Edward Byron, the Duke of Clybourne, has been engaged to Lady Claire
Marsden since he was 11 and she was a newborn. As the time for
him to marry approaches, he decides that Claire will in fact be suitable. The only
problem: she doesn’t want to marry him - not because she doesn’t
like him (she does, very much), but because she knows he doesn’t love her.
Therein lies the first problem, one afflicting so many historical
romances these days. Claire doesn’t want to marry the man she loves
because he doesn’t love her, so she’d rather behave so dreadfully that he
washes his hands of her and never sees her again. Erm, really?
And Claire’s behavior is really bad. She comes across as a stupid,
spoiled young girl with no thought for anyone other than herself.
Edward becomes more and more amazing as he puts up with her behavior
and - the second major problem - somehow it makes him fall in love with
her. Yes, that’s really going to happen.
The plot requires that heroine and hero are at odds for most of the
time, although Edward’s amazing forbearance somewhat blunts Claire’s
success. He decides to try to seduce her to get his own way, although
apart from this he seems fairly unselfish in this book. The big problem
for this reader is the unlikeable Claire. I can’t find it in myself to

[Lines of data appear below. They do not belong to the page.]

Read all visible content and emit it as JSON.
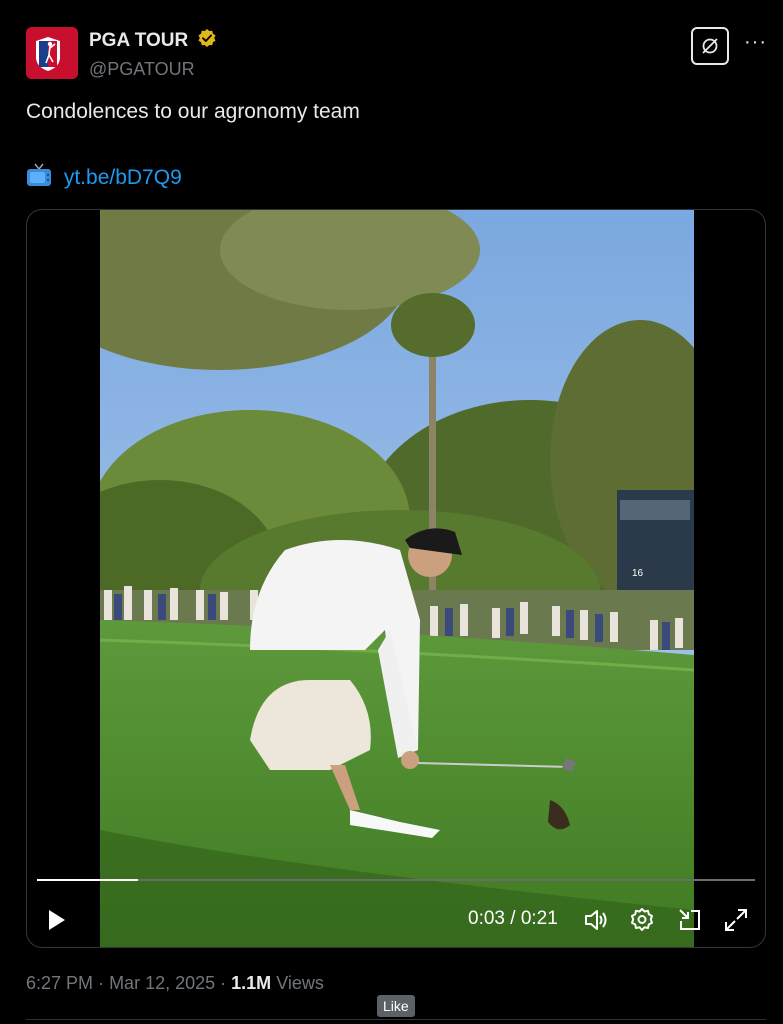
{
  "author": {
    "display_name": "PGA TOUR",
    "handle": "@PGATOUR",
    "verified": true,
    "avatar_icon": "pga-tour-logo-icon"
  },
  "actions": {
    "grok_icon": "grok-icon",
    "more_label": "···"
  },
  "tweet": {
    "text": "Condolences to our agronomy team",
    "link_emoji_icon": "tv-icon",
    "link_text": "yt.be/bD7Q9"
  },
  "video": {
    "time_display": "0:03 / 0:21",
    "progress": 0.14,
    "scene_sign_number": "16",
    "icons": [
      "play-icon",
      "volume-icon",
      "settings-icon",
      "dock-icon",
      "fullscreen-icon"
    ]
  },
  "meta": {
    "time": "6:27 PM",
    "date": "Mar 12, 2025",
    "views_count": "1.1M",
    "views_label": "Views"
  },
  "tooltip": {
    "label": "Like"
  },
  "colors": {
    "background": "#000000",
    "text": "#e7e9ea",
    "secondary": "#71767b",
    "link": "#1d9bf0",
    "brand_red": "#c8102e",
    "verified_gold": "#e2b719"
  }
}
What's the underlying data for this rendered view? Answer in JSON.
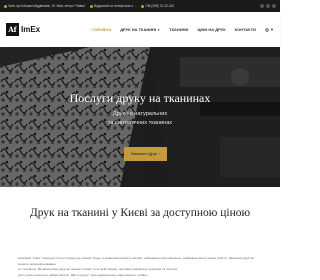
{
  "topbar": {
    "address": "Київ, вул.Машинобудівників, 10. Київ, метро \"Нивки\"",
    "hours": "Відкритий за телефоном з ...",
    "phone": "+38 (098) 70-22-422"
  },
  "brand": {
    "mark": "Af",
    "name": "ImEx"
  },
  "nav": {
    "items": [
      {
        "label": "ГОЛОВНА",
        "active": true
      },
      {
        "label": "ДРУК НА ТКАНИНІ",
        "dropdown": true
      },
      {
        "label": "ТКАНИНИ"
      },
      {
        "label": "ЦІНИ НА ДРУК"
      },
      {
        "label": "КОНТАКТИ"
      }
    ],
    "lang": "ua"
  },
  "hero": {
    "title": "Послуги друку на тканинах",
    "subtitle_line1": "Друк на натуральних",
    "subtitle_line2": "та синтетичних тканинах",
    "button_label": "Замовити Друк"
  },
  "section": {
    "title": "Друк на тканині у Києві за доступною ціною",
    "line1": "Компанія \"ImEx\" пропонує послуги друку на тканині. Будь-то невелика кількість метрів, зображення або малюнок—найкраща якість нашої роботи. Замовити друк ви можете зателефонувавши",
    "line2": "по телефону. Ми виконуємо друк на тканині в Києві та по всій Україні, доставка замовлень кур'єром та поштою.",
    "line3": "доступною ціною без зайвих витрат. Якість друку і ціни задовольнять ваші вимоги. «ImEx»."
  },
  "colors": {
    "accent": "#c69a3d",
    "topbar": "#1b1b1b"
  },
  "icons": {
    "location": "location-icon",
    "clock": "clock-icon",
    "phone": "phone-icon",
    "globe": "globe-icon",
    "arrow": "arrow-right-icon"
  }
}
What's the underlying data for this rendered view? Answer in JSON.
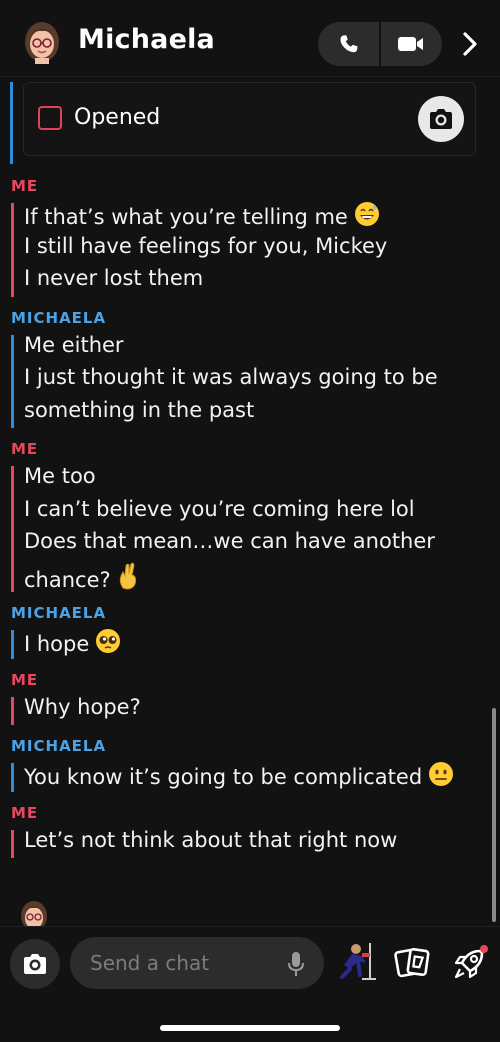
{
  "header": {
    "contact_name": "Michaela",
    "avatar_icon": "bitmoji-avatar",
    "call_icon": "phone-icon",
    "video_icon": "video-camera-icon",
    "more_icon": "chevron-right-icon"
  },
  "snap": {
    "status_label": "Opened",
    "status_color": "#e2405c"
  },
  "messages": [
    {
      "sender": "ME",
      "side": "me",
      "lines": [
        "If that’s what you’re telling me",
        "I still have feelings for you, Mickey",
        "I never lost them"
      ],
      "emoji": {
        "line": 0,
        "name": "grinning-sweat-emoji"
      }
    },
    {
      "sender": "MICHAELA",
      "side": "her",
      "lines": [
        "Me either",
        "I just thought it was always going to be",
        "something in the past"
      ]
    },
    {
      "sender": "ME",
      "side": "me",
      "lines": [
        "Me too",
        "I can’t believe you’re coming here lol",
        "Does that mean…we can have another",
        "chance?"
      ],
      "emoji": {
        "line": 3,
        "name": "crossed-fingers-emoji"
      }
    },
    {
      "sender": "MICHAELA",
      "side": "her",
      "lines": [
        "I hope"
      ],
      "emoji": {
        "line": 0,
        "name": "pleading-face-emoji"
      }
    },
    {
      "sender": "ME",
      "side": "me",
      "lines": [
        "Why hope?"
      ]
    },
    {
      "sender": "MICHAELA",
      "side": "her",
      "lines": [
        "You know it’s going to be complicated"
      ],
      "emoji": {
        "line": 0,
        "name": "neutral-face-emoji"
      }
    },
    {
      "sender": "ME",
      "side": "me",
      "lines": [
        "Let’s not think about that right now"
      ]
    }
  ],
  "composer": {
    "placeholder": "Send a chat",
    "camera_icon": "camera-icon",
    "mic_icon": "microphone-icon",
    "bitmoji_icon": "bitmoji-sticker-icon",
    "cards_icon": "cards-icon",
    "rocket_icon": "rocket-icon"
  },
  "colors": {
    "me": "#e8475e",
    "her": "#4ba3e6",
    "background": "#121212"
  }
}
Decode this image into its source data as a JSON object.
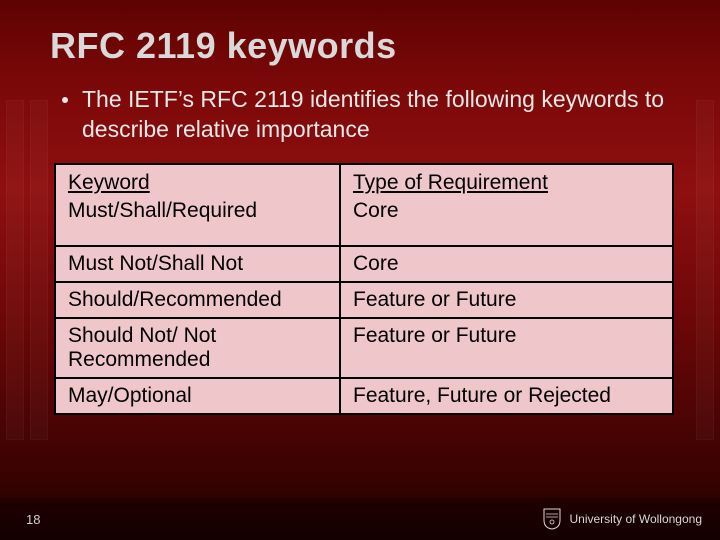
{
  "slide": {
    "title": "RFC 2119 keywords",
    "bullet": "The IETF’s RFC 2119 identifies the following keywords to describe relative importance",
    "page_number": "18"
  },
  "table": {
    "headers": {
      "keyword": "Keyword",
      "type": "Type of Requirement"
    },
    "rows": [
      {
        "keyword": "Must/Shall/Required",
        "type": "Core"
      },
      {
        "keyword": "Must Not/Shall Not",
        "type": "Core"
      },
      {
        "keyword": "Should/Recommended",
        "type": "Feature or Future"
      },
      {
        "keyword": "Should Not/ Not Recommended",
        "type": "Feature or Future"
      },
      {
        "keyword": "May/Optional",
        "type": "Feature, Future or Rejected"
      }
    ]
  },
  "footer": {
    "brand_text": "University of Wollongong"
  },
  "colors": {
    "table_fill": "#efc7cb",
    "bg_top": "#7a0808",
    "bg_bottom": "#1f0000",
    "text_light": "#d9d9d9"
  }
}
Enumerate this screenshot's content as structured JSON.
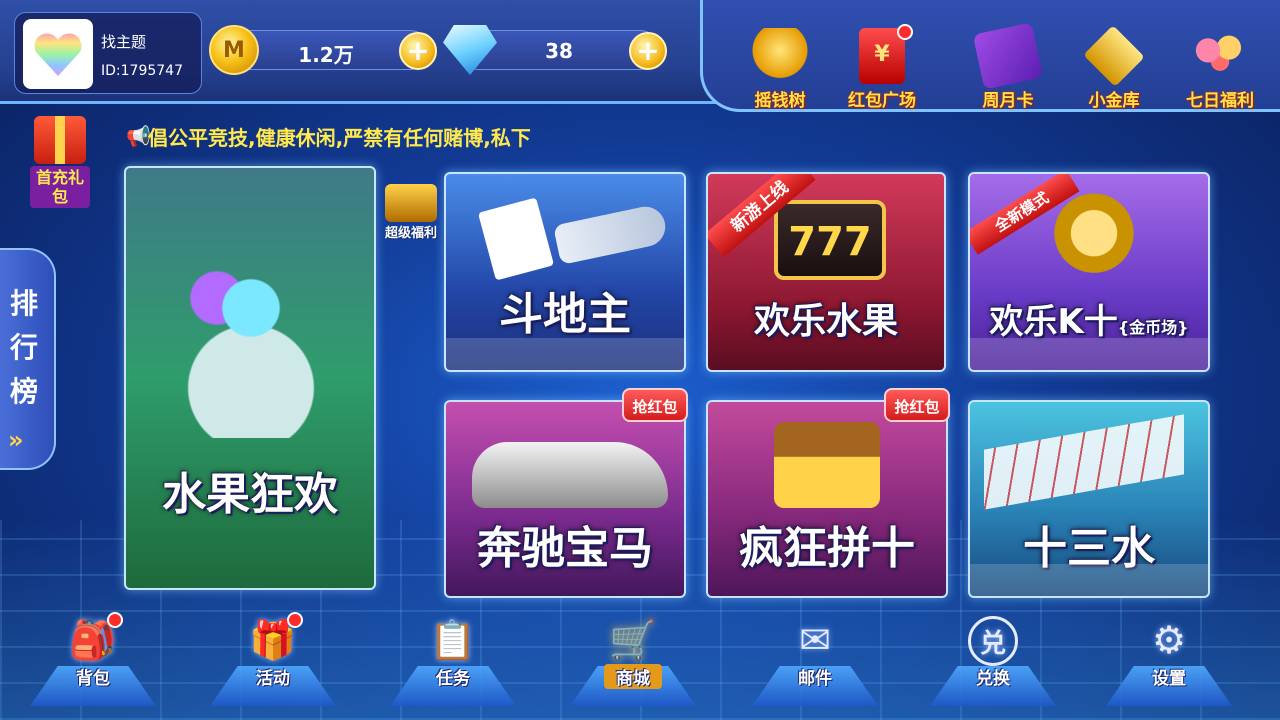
{
  "profile": {
    "nickname": "找主题",
    "user_id": "ID:1795747"
  },
  "currency": {
    "gold": {
      "value": "1.2万",
      "icon": "gold-coin-icon"
    },
    "diamond": {
      "value": "38",
      "icon": "diamond-icon"
    }
  },
  "features": [
    {
      "label": "摇钱树",
      "icon": "money-tree-icon"
    },
    {
      "label": "红包广场",
      "icon": "red-packet-icon"
    },
    {
      "label": "周月卡",
      "icon": "card-icon"
    },
    {
      "label": "小金库",
      "icon": "safe-icon"
    },
    {
      "label": "七日福利",
      "icon": "balloons-icon"
    }
  ],
  "marquee": {
    "text": "倡公平竞技,健康休闲,严禁有任何赌博,私下"
  },
  "side": {
    "first_charge": "首充礼包",
    "rank": "排行榜",
    "super_bonus": "超级福利"
  },
  "games": {
    "fruit_frenzy": "水果狂欢",
    "doudizhu": "斗地主",
    "fruit": "欢乐水果",
    "fruit_tag": "新游上线",
    "k10": "欢乐K十",
    "k10_sub": "{金币场}",
    "k10_tag": "全新模式",
    "benz": "奔驰宝马",
    "benz_tag": "抢红包",
    "pin10": "疯狂拼十",
    "pin10_tag": "抢红包",
    "thirteen": "十三水"
  },
  "nav": [
    {
      "label": "背包",
      "icon": "backpack-icon"
    },
    {
      "label": "活动",
      "icon": "gift-box-icon"
    },
    {
      "label": "任务",
      "icon": "task-icon"
    },
    {
      "label": "商城",
      "icon": "cart-icon"
    },
    {
      "label": "邮件",
      "icon": "mail-icon"
    },
    {
      "label": "兑换",
      "icon": "exchange-icon"
    },
    {
      "label": "设置",
      "icon": "gear-icon"
    }
  ],
  "colors": {
    "accent_gold": "#ffe94d",
    "badge_red": "#ff2a2a"
  }
}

rejoice that Edward finally gets her. I think he got a bad bargain there!